Every line that includes the word "JSON" needs to be copied from the listing.
┌─ Records for this task
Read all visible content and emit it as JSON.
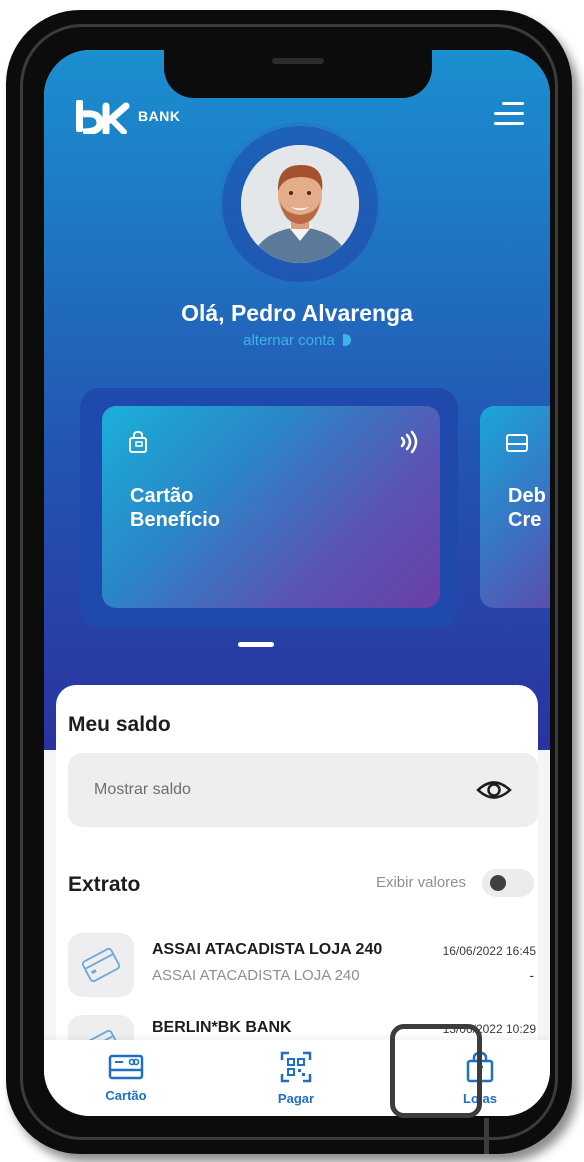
{
  "brand": {
    "name": "BANK",
    "logo": "bk-logo"
  },
  "header": {
    "menu_icon": "hamburger-menu-icon"
  },
  "profile": {
    "greeting": "Olá, Pedro Alvarenga",
    "switch_account": "alternar conta"
  },
  "cards": [
    {
      "title_line1": "Cartão",
      "title_line2": "Benefício",
      "icon": "shopping-bag-icon",
      "contactless_icon": "contactless-icon"
    },
    {
      "title_line1": "Deb",
      "title_line2": "Cre",
      "icon": "credit-card-icon"
    }
  ],
  "carousel": {
    "count": 3,
    "active_index": 0
  },
  "balance": {
    "title": "Meu saldo",
    "placeholder": "Mostrar saldo",
    "eye_icon": "eye-icon"
  },
  "statement": {
    "title": "Extrato",
    "toggle_label": "Exibir valores",
    "toggle_on": false,
    "transactions": [
      {
        "name": "ASSAI ATACADISTA  LOJA 240",
        "date": "16/06/2022 16:45",
        "description": "ASSAI ATACADISTA  LOJA 240",
        "value": "-",
        "icon": "credit-card-icon"
      },
      {
        "name": "BERLIN*BK BANK",
        "date": "13/06/2022 10:29",
        "description": "",
        "value": "",
        "icon": "credit-card-icon"
      }
    ]
  },
  "tabbar": {
    "items": [
      {
        "label": "Cartão",
        "icon": "card-icon"
      },
      {
        "label": "Pagar",
        "icon": "qr-code-icon"
      },
      {
        "label": "Lojas",
        "icon": "shopping-bag-icon"
      }
    ],
    "highlighted": "Lojas"
  },
  "colors": {
    "accent": "#1f6fc6",
    "gradient_top": "#1b8fd0",
    "gradient_bottom": "#2a33a0",
    "link": "#3fb2e8"
  }
}
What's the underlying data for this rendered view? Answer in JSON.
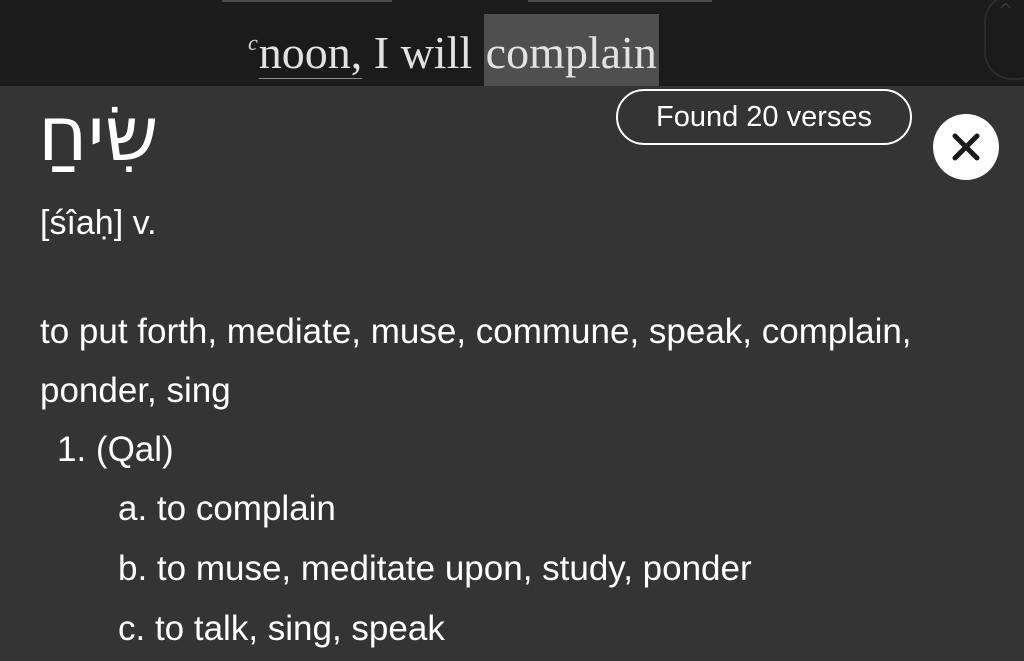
{
  "verse": {
    "superscript": "c",
    "word_noon": "noon,",
    "word_mid": " I will ",
    "highlighted_word": "complain"
  },
  "entry": {
    "hebrew": "שִׂיחַ",
    "transliteration": "[śîaḥ] v.",
    "definition": "to put forth, mediate, muse, commune, speak, complain, ponder, sing",
    "stem": "1. (Qal)",
    "senses": [
      "a. to complain",
      "b. to muse, meditate upon, study, ponder",
      "c. to talk, sing, speak"
    ]
  },
  "badge": {
    "found_label": "Found 20 verses"
  },
  "icons": {
    "close": "close-icon",
    "scroll_caret": "chevron-up-icon"
  },
  "colors": {
    "panel_background": "#343434",
    "strip_background": "#1b1b1b",
    "highlight": "#4f4f4f",
    "text": "#ffffff"
  }
}
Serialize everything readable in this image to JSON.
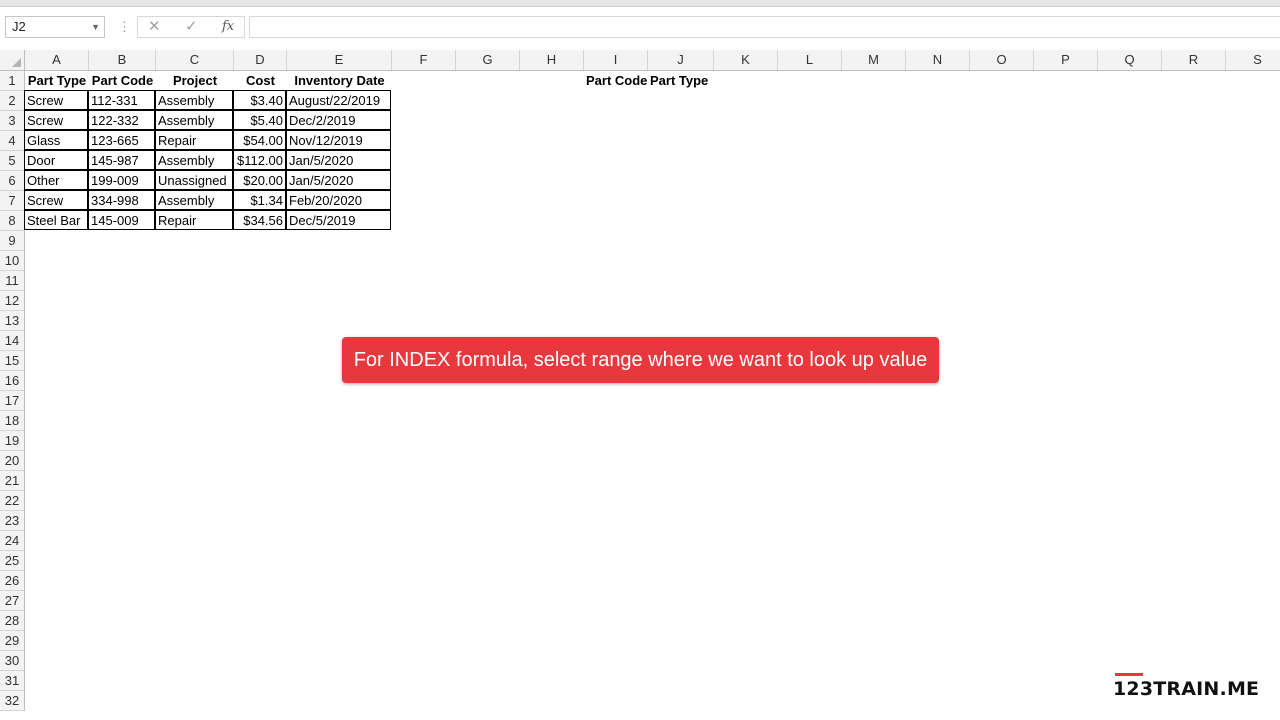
{
  "formula_bar": {
    "name_box": "J2",
    "cancel_icon": "✕",
    "enter_icon": "✓",
    "function_icon": "fx",
    "formula": ""
  },
  "columns": [
    "A",
    "B",
    "C",
    "D",
    "E",
    "F",
    "G",
    "H",
    "I",
    "J",
    "K",
    "L",
    "M",
    "N",
    "O",
    "P",
    "Q",
    "R",
    "S"
  ],
  "rows": [
    "1",
    "2",
    "3",
    "4",
    "5",
    "6",
    "7",
    "8",
    "9",
    "10",
    "11",
    "12",
    "13",
    "14",
    "15",
    "16",
    "17",
    "18",
    "19",
    "20",
    "21",
    "22",
    "23",
    "24",
    "25",
    "26",
    "27",
    "28",
    "29",
    "30",
    "31",
    "32"
  ],
  "table": {
    "headers": [
      "Part Type",
      "Part Code",
      "Project",
      "Cost",
      "Inventory Date"
    ],
    "rows": [
      [
        "Screw",
        "112-331",
        "Assembly",
        "$3.40",
        "August/22/2019"
      ],
      [
        "Screw",
        "122-332",
        "Assembly",
        "$5.40",
        "Dec/2/2019"
      ],
      [
        "Glass",
        "123-665",
        "Repair",
        "$54.00",
        "Nov/12/2019"
      ],
      [
        "Door",
        "145-987",
        "Assembly",
        "$112.00",
        "Jan/5/2020"
      ],
      [
        "Other",
        "199-009",
        "Unassigned",
        "$20.00",
        "Jan/5/2020"
      ],
      [
        "Screw",
        "334-998",
        "Assembly",
        "$1.34",
        "Feb/20/2020"
      ],
      [
        "Steel Bar",
        "145-009",
        "Repair",
        "$34.56",
        "Dec/5/2019"
      ]
    ]
  },
  "lookup_headers": {
    "part_code": "Part Code",
    "part_type": "Part Type"
  },
  "callout": "For INDEX formula, select range where we want to look up value",
  "logo": "123TRAIN.ME",
  "colors": {
    "callout": "#e8383e",
    "logo_accent": "#e8383e"
  }
}
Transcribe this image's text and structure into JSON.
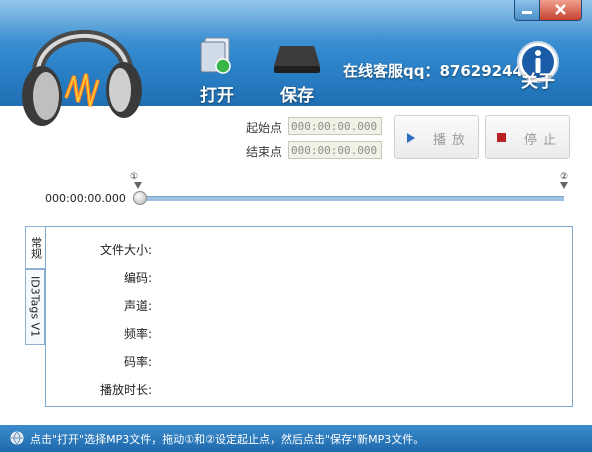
{
  "toolbar": {
    "open_label": "打开",
    "save_label": "保存",
    "service_text": "在线客服qq：876292449",
    "about_label": "关于"
  },
  "range": {
    "start_label": "起始点",
    "end_label": "结束点",
    "start_value": "000:00:00.000",
    "end_value": "000:00:00.000"
  },
  "playback": {
    "play_label": "播放",
    "stop_label": "停止",
    "current_time": "000:00:00.000",
    "marker_start": "①",
    "marker_end": "②"
  },
  "tabs": [
    {
      "label": "常规"
    },
    {
      "label": "ID3Tags V1"
    }
  ],
  "info": {
    "file_size": "文件大小:",
    "encoding": "编码:",
    "channel": "声道:",
    "frequency": "频率:",
    "bitrate": "码率:",
    "duration": "播放时长:"
  },
  "status": {
    "text": "点击\"打开\"选择MP3文件，拖动①和②设定起止点，然后点击\"保存\"新MP3文件。"
  },
  "icons": {
    "logo": "headphones-logo-icon",
    "open": "open-file-icon",
    "save": "save-drive-icon",
    "about": "info-icon",
    "status": "globe-icon"
  }
}
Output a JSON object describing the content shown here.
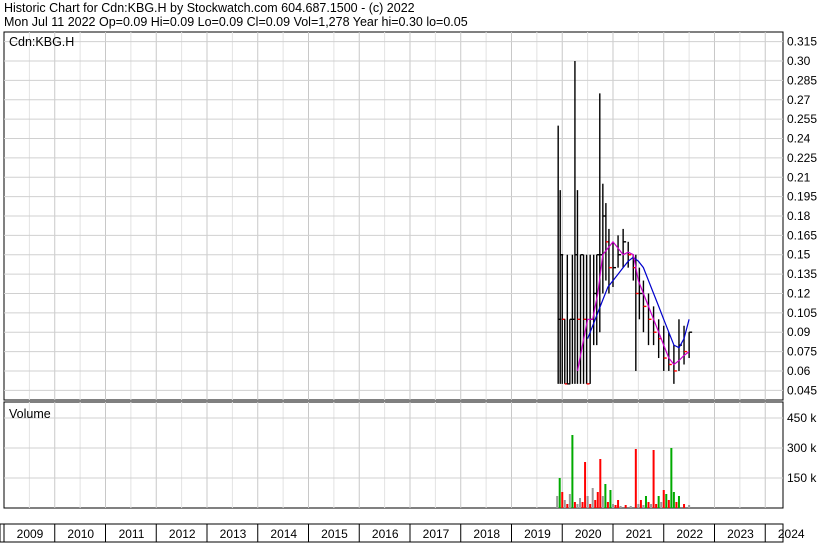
{
  "header": {
    "title": "Historic Chart for Cdn:KBG.H by Stockwatch.com 604.687.1500 - (c) 2022",
    "summary": "Mon Jul 11 2022  Op=0.09  Hi=0.09  Lo=0.09  Cl=0.09  Vol=1,278  Year hi=0.30  lo=0.05"
  },
  "chart_data": {
    "type": "line",
    "title": "Cdn:KBG.H",
    "grid": true,
    "x_axis": {
      "labels": [
        "2009",
        "2010",
        "2011",
        "2012",
        "2013",
        "2014",
        "2015",
        "2016",
        "2017",
        "2018",
        "2019",
        "2020",
        "2021",
        "2022",
        "2023",
        "2024"
      ],
      "range": [
        2009,
        2024.35
      ]
    },
    "price_axis": {
      "range": [
        0.0375,
        0.3225
      ],
      "ticks": [
        0.315,
        0.3,
        0.285,
        0.27,
        0.255,
        0.24,
        0.225,
        0.21,
        0.195,
        0.18,
        0.165,
        0.15,
        0.135,
        0.12,
        0.105,
        0.09,
        0.075,
        0.06,
        0.045
      ],
      "tick_labels": [
        "0.315",
        "0.30",
        "0.285",
        "0.27",
        "0.255",
        "0.24",
        "0.225",
        "0.21",
        "0.195",
        "0.18",
        "0.165",
        "0.15",
        "0.135",
        "0.12",
        "0.105",
        "0.09",
        "0.075",
        "0.06",
        "0.045"
      ],
      "position": "right"
    },
    "volume_panel": {
      "label": "Volume",
      "tick_labels": [
        "450 k",
        "300 k",
        "150 k"
      ],
      "ticks": [
        450000,
        300000,
        150000
      ],
      "range": [
        0,
        530000
      ]
    },
    "price_bars": [
      {
        "t": 2019.92,
        "h": 0.25,
        "l": 0.05,
        "c": 0.1
      },
      {
        "t": 2019.96,
        "h": 0.2,
        "l": 0.05,
        "c": 0.15
      },
      {
        "t": 2020.0,
        "h": 0.15,
        "l": 0.05,
        "c": 0.1
      },
      {
        "t": 2020.05,
        "h": 0.1,
        "l": 0.05,
        "c": 0.05
      },
      {
        "t": 2020.1,
        "h": 0.15,
        "l": 0.05,
        "c": 0.05
      },
      {
        "t": 2020.15,
        "h": 0.1,
        "l": 0.05,
        "c": 0.1
      },
      {
        "t": 2020.2,
        "h": 0.15,
        "l": 0.05,
        "c": 0.1
      },
      {
        "t": 2020.25,
        "h": 0.3,
        "l": 0.05,
        "c": 0.15
      },
      {
        "t": 2020.3,
        "h": 0.2,
        "l": 0.05,
        "c": 0.1
      },
      {
        "t": 2020.36,
        "h": 0.15,
        "l": 0.05,
        "c": 0.15
      },
      {
        "t": 2020.42,
        "h": 0.15,
        "l": 0.05,
        "c": 0.1
      },
      {
        "t": 2020.48,
        "h": 0.15,
        "l": 0.05,
        "c": 0.05
      },
      {
        "t": 2020.55,
        "h": 0.15,
        "l": 0.05,
        "c": 0.1
      },
      {
        "t": 2020.62,
        "h": 0.15,
        "l": 0.08,
        "c": 0.12
      },
      {
        "t": 2020.68,
        "h": 0.15,
        "l": 0.08,
        "c": 0.15
      },
      {
        "t": 2020.74,
        "h": 0.275,
        "l": 0.09,
        "c": 0.15
      },
      {
        "t": 2020.8,
        "h": 0.205,
        "l": 0.12,
        "c": 0.18
      },
      {
        "t": 2020.86,
        "h": 0.19,
        "l": 0.13,
        "c": 0.16
      },
      {
        "t": 2020.92,
        "h": 0.17,
        "l": 0.12,
        "c": 0.14
      },
      {
        "t": 2021.0,
        "h": 0.16,
        "l": 0.125,
        "c": 0.14
      },
      {
        "t": 2021.1,
        "h": 0.165,
        "l": 0.14,
        "c": 0.15
      },
      {
        "t": 2021.2,
        "h": 0.17,
        "l": 0.14,
        "c": 0.16
      },
      {
        "t": 2021.3,
        "h": 0.16,
        "l": 0.14,
        "c": 0.15
      },
      {
        "t": 2021.4,
        "h": 0.15,
        "l": 0.13,
        "c": 0.14
      },
      {
        "t": 2021.45,
        "h": 0.15,
        "l": 0.06,
        "c": 0.12
      },
      {
        "t": 2021.52,
        "h": 0.14,
        "l": 0.1,
        "c": 0.12
      },
      {
        "t": 2021.6,
        "h": 0.13,
        "l": 0.09,
        "c": 0.11
      },
      {
        "t": 2021.7,
        "h": 0.12,
        "l": 0.08,
        "c": 0.1
      },
      {
        "t": 2021.8,
        "h": 0.11,
        "l": 0.08,
        "c": 0.09
      },
      {
        "t": 2021.9,
        "h": 0.1,
        "l": 0.07,
        "c": 0.085
      },
      {
        "t": 2022.0,
        "h": 0.095,
        "l": 0.06,
        "c": 0.07
      },
      {
        "t": 2022.1,
        "h": 0.09,
        "l": 0.06,
        "c": 0.065
      },
      {
        "t": 2022.2,
        "h": 0.08,
        "l": 0.05,
        "c": 0.06
      },
      {
        "t": 2022.3,
        "h": 0.1,
        "l": 0.06,
        "c": 0.08
      },
      {
        "t": 2022.4,
        "h": 0.095,
        "l": 0.065,
        "c": 0.075
      },
      {
        "t": 2022.5,
        "h": 0.09,
        "l": 0.07,
        "c": 0.09
      }
    ],
    "ma_short": {
      "color": "#cc00cc",
      "points": [
        [
          2020.3,
          0.06
        ],
        [
          2020.4,
          0.08
        ],
        [
          2020.5,
          0.1
        ],
        [
          2020.6,
          0.1
        ],
        [
          2020.7,
          0.12
        ],
        [
          2020.8,
          0.15
        ],
        [
          2020.9,
          0.155
        ],
        [
          2021.0,
          0.16
        ],
        [
          2021.1,
          0.155
        ],
        [
          2021.2,
          0.15
        ],
        [
          2021.3,
          0.152
        ],
        [
          2021.4,
          0.15
        ],
        [
          2021.5,
          0.13
        ],
        [
          2021.6,
          0.12
        ],
        [
          2021.7,
          0.11
        ],
        [
          2021.8,
          0.1
        ],
        [
          2021.9,
          0.09
        ],
        [
          2022.0,
          0.08
        ],
        [
          2022.1,
          0.07
        ],
        [
          2022.2,
          0.065
        ],
        [
          2022.3,
          0.068
        ],
        [
          2022.4,
          0.072
        ],
        [
          2022.5,
          0.075
        ]
      ]
    },
    "ma_long": {
      "color": "#0000cc",
      "points": [
        [
          2020.5,
          0.085
        ],
        [
          2020.6,
          0.095
        ],
        [
          2020.7,
          0.105
        ],
        [
          2020.8,
          0.115
        ],
        [
          2020.9,
          0.125
        ],
        [
          2021.0,
          0.13
        ],
        [
          2021.1,
          0.135
        ],
        [
          2021.2,
          0.14
        ],
        [
          2021.3,
          0.145
        ],
        [
          2021.4,
          0.148
        ],
        [
          2021.5,
          0.145
        ],
        [
          2021.6,
          0.14
        ],
        [
          2021.7,
          0.13
        ],
        [
          2021.8,
          0.12
        ],
        [
          2021.9,
          0.11
        ],
        [
          2022.0,
          0.1
        ],
        [
          2022.1,
          0.09
        ],
        [
          2022.2,
          0.08
        ],
        [
          2022.3,
          0.078
        ],
        [
          2022.4,
          0.085
        ],
        [
          2022.5,
          0.1
        ]
      ]
    },
    "volume_bars": [
      {
        "t": 2019.9,
        "v": 60000,
        "color": "#999999"
      },
      {
        "t": 2019.95,
        "v": 150000,
        "color": "#00aa00"
      },
      {
        "t": 2020.0,
        "v": 80000,
        "color": "#ff0000"
      },
      {
        "t": 2020.05,
        "v": 40000,
        "color": "#999999"
      },
      {
        "t": 2020.1,
        "v": 20000,
        "color": "#ff0000"
      },
      {
        "t": 2020.15,
        "v": 70000,
        "color": "#999999"
      },
      {
        "t": 2020.2,
        "v": 365000,
        "color": "#00aa00"
      },
      {
        "t": 2020.25,
        "v": 30000,
        "color": "#ff0000"
      },
      {
        "t": 2020.3,
        "v": 20000,
        "color": "#999999"
      },
      {
        "t": 2020.35,
        "v": 50000,
        "color": "#999999"
      },
      {
        "t": 2020.4,
        "v": 30000,
        "color": "#ff0000"
      },
      {
        "t": 2020.45,
        "v": 230000,
        "color": "#ff0000"
      },
      {
        "t": 2020.5,
        "v": 60000,
        "color": "#999999"
      },
      {
        "t": 2020.55,
        "v": 20000,
        "color": "#ff0000"
      },
      {
        "t": 2020.6,
        "v": 100000,
        "color": "#999999"
      },
      {
        "t": 2020.65,
        "v": 40000,
        "color": "#ff0000"
      },
      {
        "t": 2020.7,
        "v": 80000,
        "color": "#ff0000"
      },
      {
        "t": 2020.75,
        "v": 245000,
        "color": "#ff0000"
      },
      {
        "t": 2020.8,
        "v": 60000,
        "color": "#999999"
      },
      {
        "t": 2020.85,
        "v": 120000,
        "color": "#00aa00"
      },
      {
        "t": 2020.9,
        "v": 30000,
        "color": "#ff0000"
      },
      {
        "t": 2020.95,
        "v": 90000,
        "color": "#00aa00"
      },
      {
        "t": 2021.0,
        "v": 20000,
        "color": "#999999"
      },
      {
        "t": 2021.05,
        "v": 15000,
        "color": "#ff0000"
      },
      {
        "t": 2021.1,
        "v": 40000,
        "color": "#ff0000"
      },
      {
        "t": 2021.15,
        "v": 10000,
        "color": "#999999"
      },
      {
        "t": 2021.25,
        "v": 15000,
        "color": "#ff0000"
      },
      {
        "t": 2021.35,
        "v": 10000,
        "color": "#999999"
      },
      {
        "t": 2021.45,
        "v": 295000,
        "color": "#ff0000"
      },
      {
        "t": 2021.5,
        "v": 20000,
        "color": "#999999"
      },
      {
        "t": 2021.55,
        "v": 40000,
        "color": "#ff0000"
      },
      {
        "t": 2021.6,
        "v": 15000,
        "color": "#999999"
      },
      {
        "t": 2021.65,
        "v": 60000,
        "color": "#00aa00"
      },
      {
        "t": 2021.7,
        "v": 30000,
        "color": "#ff0000"
      },
      {
        "t": 2021.75,
        "v": 20000,
        "color": "#999999"
      },
      {
        "t": 2021.8,
        "v": 290000,
        "color": "#ff0000"
      },
      {
        "t": 2021.85,
        "v": 20000,
        "color": "#ff0000"
      },
      {
        "t": 2021.9,
        "v": 60000,
        "color": "#00aa00"
      },
      {
        "t": 2021.95,
        "v": 30000,
        "color": "#999999"
      },
      {
        "t": 2022.0,
        "v": 90000,
        "color": "#ff0000"
      },
      {
        "t": 2022.05,
        "v": 70000,
        "color": "#00aa00"
      },
      {
        "t": 2022.1,
        "v": 40000,
        "color": "#ff0000"
      },
      {
        "t": 2022.15,
        "v": 300000,
        "color": "#00aa00"
      },
      {
        "t": 2022.2,
        "v": 80000,
        "color": "#00aa00"
      },
      {
        "t": 2022.25,
        "v": 30000,
        "color": "#ff0000"
      },
      {
        "t": 2022.3,
        "v": 60000,
        "color": "#00aa00"
      },
      {
        "t": 2022.4,
        "v": 20000,
        "color": "#ff0000"
      },
      {
        "t": 2022.5,
        "v": 15000,
        "color": "#999999"
      }
    ]
  }
}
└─
## Task answer:
Read all visible content and emit it as JSON.
What's the underlying data for this rendered view? Answer in JSON.
Serialize everything readable in this image to JSON.
Transcribe this image's text and structure into JSON.
Output a JSON object describing the content shown here.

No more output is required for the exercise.